“A lot of our inventory comes from Greater Boston Food Bank. We have local businesses that donate bread, like Great Harvest. Newton Community Farm gives us produce. We purchase diapers, and baby food. We work with Hope and Comfort to get personal care items. We work with Dignity Matters to get menstrual products,” explains Dr. Regina Wu, president of the Newton Food Pantry, referring to the way local community partners donate much more than food to the pantry.
“The way that it works is anybody who has an address in Newton, or are homeless–but their area of work, or study, is in Newton– can come to us,” she says. “No referral required. We removed that barrier to access, recognizing that if people say they need food, we want to help them. Since COVID-19, we recognize the need is greater.” Health issues and lost jobs due to COVID-19 exacerbated food insecurity in the area, but the Newton Food Pantry continued to serve the community.
“I really have to give a lot of credit to all of the volunteers, and the leaders in our organization,” says Wu, also a primary care physician, referring to the initial days after COVID-19 struck. “We did not close. With an abundance of caution, we had to move and pivot everything outside, and started doing pre-packed bags. The cars would line up in our circle, and be given bags. I think the numbers were kind of startling at first.”
The pandemic brought new challenges. “We previously had a volunteer base that was largely retired seniors. Many of them had to step aside to keep themselves safe.” But a few opportunities stemmed from the pandemic: “We recognized there were a lot of seniors who were living in the same housing complexes. Instead of having them come independently, we started a bulk delivery service where we had caravans of our volunteers taking groceries to the different Newton Housing Authority buildings.” Volunteers also brought groceries to those who were medically homebound.

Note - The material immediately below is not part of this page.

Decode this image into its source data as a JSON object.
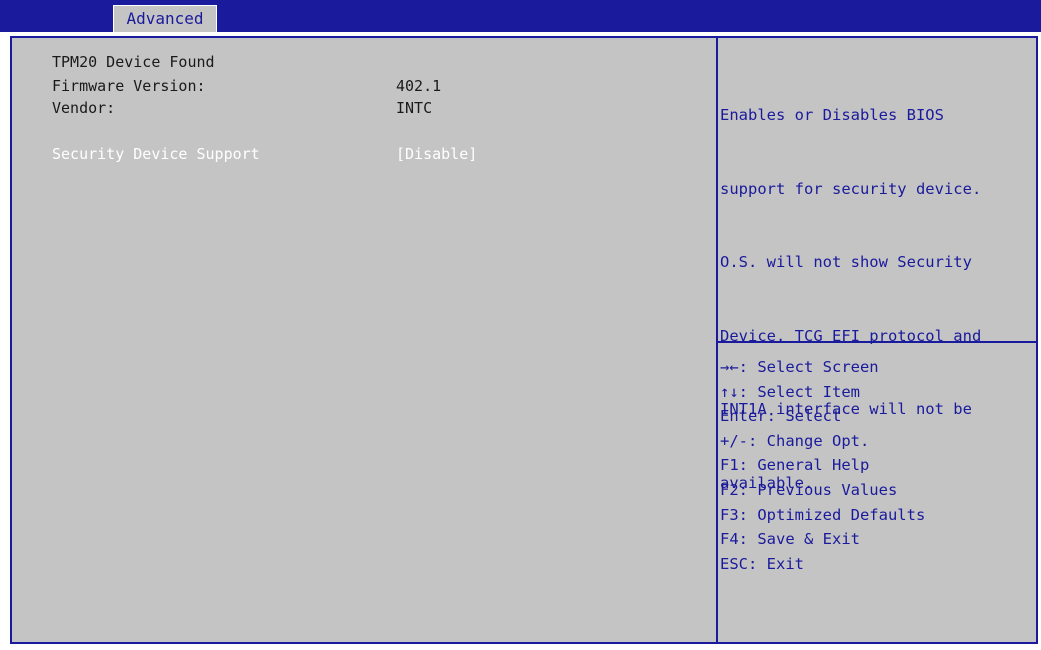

The Newton Food Pantry has found more opportunities to help people in need, including two off-site initiatives so that people who do not live in Newton can access food. “One is the Lasell University Partnership. We have a dry pantry that’s open to all staff and students. The second strategy is a free refrigerator that we organize and run. It’s called the Newton Community Fridge.” This anonymous and free fridge allows people who might not be comfortable coming to the pantry to obtain food. The motto of the Fridge is: “You take what you need, and you leave what you can.”
About 60% of clients of the Newton Food Pantry speak a language other than English. Wu explains that to continue to be client-focused, “We started a program where we are providing culturally relevant foods. For the past year, we have been shopping at three different local specialty stores to provide Asian, Latinx and Eastern European groceries, things that our clients can use to cook meals that remind them of home.”
Wu reminds us that during the holidays there is a greater need in the Newton Food Pantry. “When people are trying to do something a little more special for their families.” The end of the school year and the loss of school meals also increases family needs.
“We are largely volunteer driven. It takes about 90 volunteers a week to order our food, get it to us, and unload it. Volunteers prepare the pantry so it looks like a free grocery store, and it feels dignified for the clients to come in and see this beautiful space filled with produce.” says Wu, who is always on the look-out for new volunteers. The pantry also has people who do fundraising, communications, and marketing. “Even if you want to grow some herbs in your backyard, and donate herbs to the Fridge, bring them in, we’ll be happy to take them.”
This is the first post in a three-part series this month about how food banks and food pantries contribute to food security.